How to autostart of a bin ( KDE, OS 11.2 )

Dear members,

When my computer is completely started up i would like to start up a bin automaticaly. shap is the name of the bin. The bin is in folder /home/user/shap/ and the config for shap is in the same folder. ( shop.xml )

When i start shap manualy then i open a terminal and login as root. Then i type:
cd /home/user/shap
./shap -d shap.xml

How can i manage to do this autmaticaly?

Thank you for giving this n00b any hint or tip.:shame:

You can make a bash script of that command. Start it as a text file and name it something like and then RightClick on it and Click Properties. Set it as an executable file. Put that in your Start Up.

Now open YaST and go to the SUDOers add yourself as an SUDOer and point it to that file. Set it to run as root and no password. This will automatically run without any effort on your part.

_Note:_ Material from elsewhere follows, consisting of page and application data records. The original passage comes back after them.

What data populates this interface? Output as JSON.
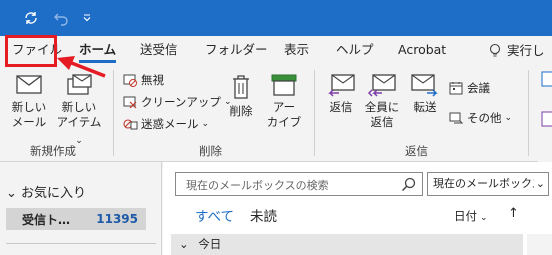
{
  "tabs": {
    "file": "ファイル",
    "home": "ホーム",
    "send_receive": "送受信",
    "folder": "フォルダー",
    "view": "表示",
    "help": "ヘルプ",
    "acrobat": "Acrobat",
    "tell_me": "実行し"
  },
  "ribbon": {
    "new_group": {
      "label": "新規作成",
      "new_mail_line1": "新しい",
      "new_mail_line2": "メール",
      "new_items_line1": "新しい",
      "new_items_line2": "アイテム"
    },
    "delete_group": {
      "label": "削除",
      "ignore": "無視",
      "cleanup": "クリーンアップ",
      "junk": "迷惑メール",
      "delete": "削除",
      "archive_line1": "アー",
      "archive_line2": "カイブ"
    },
    "respond_group": {
      "label": "返信",
      "reply": "返信",
      "reply_all_line1": "全員に",
      "reply_all_line2": "返信",
      "forward": "転送",
      "meeting": "会議",
      "more": "その他"
    }
  },
  "sidebar": {
    "favorites": "お気に入り",
    "inbox_label": "受信ト…",
    "inbox_count": "11395"
  },
  "main": {
    "search_placeholder": "現在のメールボックスの検索",
    "scope": "現在のメールボックス",
    "filter_all": "すべて",
    "filter_unread": "未読",
    "sort_by": "日付",
    "group_today": "今日"
  },
  "colors": {
    "title_bar": "#1e6ec8",
    "highlight": "#e51c23",
    "accent": "#1e6ec8"
  }
}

I had to do the same thing to get my NAS share mounted at start up.

Do you mean to start it at sytem boot (on reaching a certain runlevel) or do you mean start on logging in in your GUI (KDE or Gnome)?

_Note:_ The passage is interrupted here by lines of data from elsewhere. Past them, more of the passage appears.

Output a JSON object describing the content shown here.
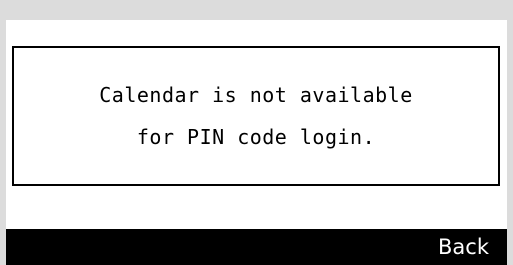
{
  "message": {
    "line1": "Calendar is not available",
    "line2": "for PIN code login."
  },
  "softkeys": {
    "back_label": "Back"
  },
  "colors": {
    "bezel": "#dcdcdc",
    "display_bg": "#ffffff",
    "text": "#000000",
    "softkey_bar": "#000000",
    "softkey_text": "#ffffff"
  }
}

Imho Wilson_Phillips’s solution is for the second case.

Yes, that is correct.

Thank you very much for this very quick reply. I will try to make a bash but first i have to do some research about making scripts ( like i said i’m a noob :shame: )
The only thing i know is that it must start with


That is correct as long as it is a bash script :wink:

cd /home/user/shap
./shap -d shap.xml

I would think that this should do it. Good luck.:slight_smile:

Where do i find this start up?

I have put the bash in another folder and pointed to it but that doesn’t work. So i want to try it true the start up.

This is the script. Is this correct?

./home/user/shap -c /home/user/shap.xml

I will try it


I have one done similarly, but I used sh instead of bash.

/bin/sleep 10
/bin/mount -a

It mounts all the drives that sometimes fail to mount.

Why did you use the Posix shell instead of the Bo(u)rne again shell?

This is definitely not the same as you mentioned in your first post. To do it in one line it should be

/home/<user>/shap/shap -c /home/<user>/shap/shap.xml

or the two line variant from Wilson_Phillips.

It was copied and pasted from advice given a long time ago. I just used it and it worked. It still works. Never saw any need to change it.

Oh yeah. Something that needs to be said.

Always end that last line with a carriage return to a blank line. That way, it will execute the last line of the script.

Yes, you are right. Sorry for any confusion. :shame:

I looked it up and a carrier return is a enter or return. Thank you for the extra tip.

It works ! <:)
Thank everybody for thinking. :shake:

Only 1 thing: when i do it manualy then i have a terminal open and then i can see a kind of logging. With this autostart the proces runs in the background. Is there a way to make this visible?

/home/<user>/shap/shap -c /home/<user>/shap/shap.xml >/home/<user>/shap/log 2>&1

will write everything that comes out into that log. The log will be overwritten at every start. When you want it different, ask.

We are now comming to the point where the two line solution becames more comfortable. You can then skip all those /home//shap/:

cd /home/<user>/shap
./shap -c shap.xml >log 2>&1

BTW imho that extra new line at the end is nonsense, but everybody tells it everybody and so it will be for ever and ever.

And @Wilson_Phillips, it will work in both shells, because they are not that different. But they are different. Less then a week ago we identified a problem on these Forums due to the fact that a script was not interpreted by the shell it was wriiten for.

Yes, i also prefer the 2-line solution.

By adding >log 2>&1 nothing happens… my deskstop is still the same :expressionless:

Well, i noticed also that it also worked without the extra line. But if it doesn’t do something then it is harmless. In dutch they say “Baat het niet dan schaadt het niet” :wink:

Inderdaad, maar het lijkt een beetje op bijgeloof :wink:

The logging goes now to a file and you can check it later. That is what is normal done with logging. But when you want to see online and real time what happens, that is something quite different. When you run in the background there is no direct relation to your GUI session. And more, you can only show something on the GUI by creating a window. That must all be done from the script then. Not obvious, though I think it can be done.